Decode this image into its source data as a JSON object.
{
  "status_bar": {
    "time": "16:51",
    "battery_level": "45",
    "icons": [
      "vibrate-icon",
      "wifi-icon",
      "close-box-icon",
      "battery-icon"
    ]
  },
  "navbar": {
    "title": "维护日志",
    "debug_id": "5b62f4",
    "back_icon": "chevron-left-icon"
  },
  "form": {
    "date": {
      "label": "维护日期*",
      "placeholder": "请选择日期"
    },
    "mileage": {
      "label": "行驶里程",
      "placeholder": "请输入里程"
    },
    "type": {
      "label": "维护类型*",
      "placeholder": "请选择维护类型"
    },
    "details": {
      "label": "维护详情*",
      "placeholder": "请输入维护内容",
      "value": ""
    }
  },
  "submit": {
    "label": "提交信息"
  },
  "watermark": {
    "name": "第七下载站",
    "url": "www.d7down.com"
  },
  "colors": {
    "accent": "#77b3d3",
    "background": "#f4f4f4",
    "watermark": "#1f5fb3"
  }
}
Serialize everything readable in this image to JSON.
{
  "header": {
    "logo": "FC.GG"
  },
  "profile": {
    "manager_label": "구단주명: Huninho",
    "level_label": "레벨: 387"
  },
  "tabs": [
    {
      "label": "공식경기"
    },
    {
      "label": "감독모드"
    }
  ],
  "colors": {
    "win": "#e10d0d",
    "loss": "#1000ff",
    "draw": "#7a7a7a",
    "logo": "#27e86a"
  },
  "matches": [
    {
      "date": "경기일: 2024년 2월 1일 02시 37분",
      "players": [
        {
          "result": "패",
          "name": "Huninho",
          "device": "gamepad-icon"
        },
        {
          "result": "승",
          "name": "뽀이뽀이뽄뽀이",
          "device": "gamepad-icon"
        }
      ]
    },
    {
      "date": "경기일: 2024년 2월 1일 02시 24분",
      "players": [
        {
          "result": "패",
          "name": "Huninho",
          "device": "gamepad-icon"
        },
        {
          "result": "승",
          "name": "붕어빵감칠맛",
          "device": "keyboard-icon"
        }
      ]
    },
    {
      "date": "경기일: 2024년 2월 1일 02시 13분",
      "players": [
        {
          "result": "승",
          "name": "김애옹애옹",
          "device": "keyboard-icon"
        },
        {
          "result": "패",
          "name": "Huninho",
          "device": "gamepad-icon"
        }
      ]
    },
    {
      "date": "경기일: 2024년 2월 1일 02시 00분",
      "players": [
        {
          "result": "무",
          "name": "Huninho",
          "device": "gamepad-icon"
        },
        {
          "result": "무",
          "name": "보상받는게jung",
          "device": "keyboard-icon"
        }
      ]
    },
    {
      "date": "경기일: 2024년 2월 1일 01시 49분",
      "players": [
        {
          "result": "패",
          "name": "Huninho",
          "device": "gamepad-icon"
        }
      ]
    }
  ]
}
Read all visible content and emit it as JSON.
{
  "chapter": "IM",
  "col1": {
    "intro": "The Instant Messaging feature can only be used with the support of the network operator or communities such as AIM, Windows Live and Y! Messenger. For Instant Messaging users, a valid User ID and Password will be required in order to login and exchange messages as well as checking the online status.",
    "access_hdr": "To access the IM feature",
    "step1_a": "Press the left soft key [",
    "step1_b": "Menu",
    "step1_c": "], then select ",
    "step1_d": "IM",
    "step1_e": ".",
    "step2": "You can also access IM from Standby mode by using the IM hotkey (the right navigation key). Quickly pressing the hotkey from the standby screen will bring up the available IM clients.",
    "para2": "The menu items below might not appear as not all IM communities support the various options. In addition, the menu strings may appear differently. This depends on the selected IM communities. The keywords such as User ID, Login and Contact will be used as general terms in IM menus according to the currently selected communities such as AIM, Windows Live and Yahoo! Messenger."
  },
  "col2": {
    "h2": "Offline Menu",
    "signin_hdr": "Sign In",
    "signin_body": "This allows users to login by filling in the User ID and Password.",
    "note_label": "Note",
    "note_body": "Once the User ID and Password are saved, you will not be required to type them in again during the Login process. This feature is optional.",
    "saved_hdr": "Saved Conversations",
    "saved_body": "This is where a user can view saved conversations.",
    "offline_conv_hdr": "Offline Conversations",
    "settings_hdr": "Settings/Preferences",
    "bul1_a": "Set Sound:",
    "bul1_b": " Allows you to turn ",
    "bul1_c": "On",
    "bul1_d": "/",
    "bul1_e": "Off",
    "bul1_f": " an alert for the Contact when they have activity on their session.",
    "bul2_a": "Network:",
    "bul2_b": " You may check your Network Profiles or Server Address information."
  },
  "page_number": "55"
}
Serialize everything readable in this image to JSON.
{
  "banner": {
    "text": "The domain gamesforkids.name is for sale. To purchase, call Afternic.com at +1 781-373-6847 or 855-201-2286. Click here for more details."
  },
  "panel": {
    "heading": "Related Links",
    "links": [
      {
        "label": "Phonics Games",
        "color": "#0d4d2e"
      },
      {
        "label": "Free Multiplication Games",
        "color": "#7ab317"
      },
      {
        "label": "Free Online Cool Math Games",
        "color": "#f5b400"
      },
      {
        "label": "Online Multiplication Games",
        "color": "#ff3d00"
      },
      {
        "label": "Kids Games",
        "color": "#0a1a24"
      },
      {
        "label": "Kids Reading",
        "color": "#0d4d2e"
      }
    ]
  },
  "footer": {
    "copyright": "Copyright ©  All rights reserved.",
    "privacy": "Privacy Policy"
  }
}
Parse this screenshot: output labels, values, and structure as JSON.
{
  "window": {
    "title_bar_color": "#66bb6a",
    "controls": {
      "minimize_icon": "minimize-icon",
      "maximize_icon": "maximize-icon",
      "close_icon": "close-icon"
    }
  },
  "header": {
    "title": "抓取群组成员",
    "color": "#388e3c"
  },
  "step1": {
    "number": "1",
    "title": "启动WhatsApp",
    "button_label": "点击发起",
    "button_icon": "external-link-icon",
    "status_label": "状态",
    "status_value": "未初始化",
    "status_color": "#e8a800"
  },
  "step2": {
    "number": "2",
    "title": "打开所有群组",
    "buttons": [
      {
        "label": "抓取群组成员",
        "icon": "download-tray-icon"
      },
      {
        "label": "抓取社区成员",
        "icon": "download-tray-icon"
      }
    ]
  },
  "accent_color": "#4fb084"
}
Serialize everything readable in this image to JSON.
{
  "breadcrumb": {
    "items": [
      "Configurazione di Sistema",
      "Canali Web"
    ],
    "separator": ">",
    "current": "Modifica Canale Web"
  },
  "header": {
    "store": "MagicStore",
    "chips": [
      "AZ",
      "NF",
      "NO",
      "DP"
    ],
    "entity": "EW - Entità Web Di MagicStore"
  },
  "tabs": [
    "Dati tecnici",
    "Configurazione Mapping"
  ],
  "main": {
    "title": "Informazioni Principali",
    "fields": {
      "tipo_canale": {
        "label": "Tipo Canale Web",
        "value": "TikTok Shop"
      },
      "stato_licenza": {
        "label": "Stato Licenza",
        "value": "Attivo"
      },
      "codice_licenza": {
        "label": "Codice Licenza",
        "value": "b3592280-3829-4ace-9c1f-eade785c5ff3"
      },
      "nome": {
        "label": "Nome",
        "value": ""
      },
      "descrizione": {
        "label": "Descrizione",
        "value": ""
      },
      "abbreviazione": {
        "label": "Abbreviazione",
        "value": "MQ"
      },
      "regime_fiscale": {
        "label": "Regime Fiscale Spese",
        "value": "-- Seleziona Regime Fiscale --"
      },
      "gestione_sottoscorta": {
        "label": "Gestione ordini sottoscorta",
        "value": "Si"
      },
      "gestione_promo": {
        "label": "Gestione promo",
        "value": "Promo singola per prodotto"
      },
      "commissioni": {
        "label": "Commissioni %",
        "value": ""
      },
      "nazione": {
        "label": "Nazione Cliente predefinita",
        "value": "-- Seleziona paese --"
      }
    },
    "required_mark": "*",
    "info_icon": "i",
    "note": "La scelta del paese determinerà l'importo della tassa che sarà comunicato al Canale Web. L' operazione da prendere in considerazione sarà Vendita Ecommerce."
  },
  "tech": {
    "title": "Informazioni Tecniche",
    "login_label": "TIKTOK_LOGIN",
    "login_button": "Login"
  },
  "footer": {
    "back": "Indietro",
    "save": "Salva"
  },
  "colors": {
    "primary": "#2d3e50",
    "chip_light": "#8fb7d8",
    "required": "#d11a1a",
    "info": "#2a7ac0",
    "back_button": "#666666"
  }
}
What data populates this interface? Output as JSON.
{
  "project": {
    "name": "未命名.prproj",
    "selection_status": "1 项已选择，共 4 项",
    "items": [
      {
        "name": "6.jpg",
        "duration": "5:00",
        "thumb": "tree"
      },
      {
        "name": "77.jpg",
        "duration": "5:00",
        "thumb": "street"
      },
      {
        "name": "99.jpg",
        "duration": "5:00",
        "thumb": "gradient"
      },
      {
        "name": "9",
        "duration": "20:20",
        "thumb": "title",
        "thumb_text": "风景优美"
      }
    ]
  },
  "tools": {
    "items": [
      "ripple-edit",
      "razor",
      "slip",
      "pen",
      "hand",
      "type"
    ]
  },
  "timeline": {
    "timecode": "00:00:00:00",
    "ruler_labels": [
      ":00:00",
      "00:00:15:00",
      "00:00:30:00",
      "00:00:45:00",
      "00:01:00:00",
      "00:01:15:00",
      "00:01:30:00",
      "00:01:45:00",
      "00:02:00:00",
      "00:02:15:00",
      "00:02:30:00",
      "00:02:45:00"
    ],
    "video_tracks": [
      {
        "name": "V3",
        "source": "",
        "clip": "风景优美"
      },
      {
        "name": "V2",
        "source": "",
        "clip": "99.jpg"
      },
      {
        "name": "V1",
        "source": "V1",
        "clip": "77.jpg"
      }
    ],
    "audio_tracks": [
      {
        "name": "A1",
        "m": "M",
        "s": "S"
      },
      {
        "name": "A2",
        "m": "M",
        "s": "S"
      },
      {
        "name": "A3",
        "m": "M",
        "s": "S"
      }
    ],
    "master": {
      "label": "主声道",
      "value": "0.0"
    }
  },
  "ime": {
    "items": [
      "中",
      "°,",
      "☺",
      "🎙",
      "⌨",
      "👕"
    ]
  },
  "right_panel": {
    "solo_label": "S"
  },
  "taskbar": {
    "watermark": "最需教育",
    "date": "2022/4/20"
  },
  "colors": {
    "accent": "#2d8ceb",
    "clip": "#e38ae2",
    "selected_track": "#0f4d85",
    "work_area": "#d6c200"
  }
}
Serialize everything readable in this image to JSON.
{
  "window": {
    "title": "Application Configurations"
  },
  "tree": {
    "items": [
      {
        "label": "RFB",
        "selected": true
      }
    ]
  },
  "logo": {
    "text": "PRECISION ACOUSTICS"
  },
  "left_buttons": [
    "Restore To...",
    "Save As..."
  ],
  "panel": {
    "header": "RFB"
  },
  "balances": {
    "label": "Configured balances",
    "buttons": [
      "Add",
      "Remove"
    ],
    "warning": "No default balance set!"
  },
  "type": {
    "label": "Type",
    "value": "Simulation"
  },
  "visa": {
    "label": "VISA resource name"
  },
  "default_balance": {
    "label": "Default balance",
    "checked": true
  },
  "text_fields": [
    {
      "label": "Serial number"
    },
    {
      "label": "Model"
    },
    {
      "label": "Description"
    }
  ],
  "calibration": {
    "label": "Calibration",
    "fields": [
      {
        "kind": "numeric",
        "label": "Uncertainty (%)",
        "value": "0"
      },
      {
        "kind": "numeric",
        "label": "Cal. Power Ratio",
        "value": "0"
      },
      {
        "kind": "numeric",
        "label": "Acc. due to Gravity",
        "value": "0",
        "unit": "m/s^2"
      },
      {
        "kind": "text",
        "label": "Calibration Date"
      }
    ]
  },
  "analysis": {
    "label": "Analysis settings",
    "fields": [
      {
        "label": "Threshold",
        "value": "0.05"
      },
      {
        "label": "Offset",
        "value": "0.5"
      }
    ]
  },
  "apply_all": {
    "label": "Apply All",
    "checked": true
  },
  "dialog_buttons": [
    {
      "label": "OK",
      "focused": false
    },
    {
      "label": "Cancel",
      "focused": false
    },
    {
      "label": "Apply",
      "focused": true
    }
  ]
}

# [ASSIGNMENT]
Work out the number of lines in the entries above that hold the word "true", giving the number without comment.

# [EXERCISE RESPONSE]
4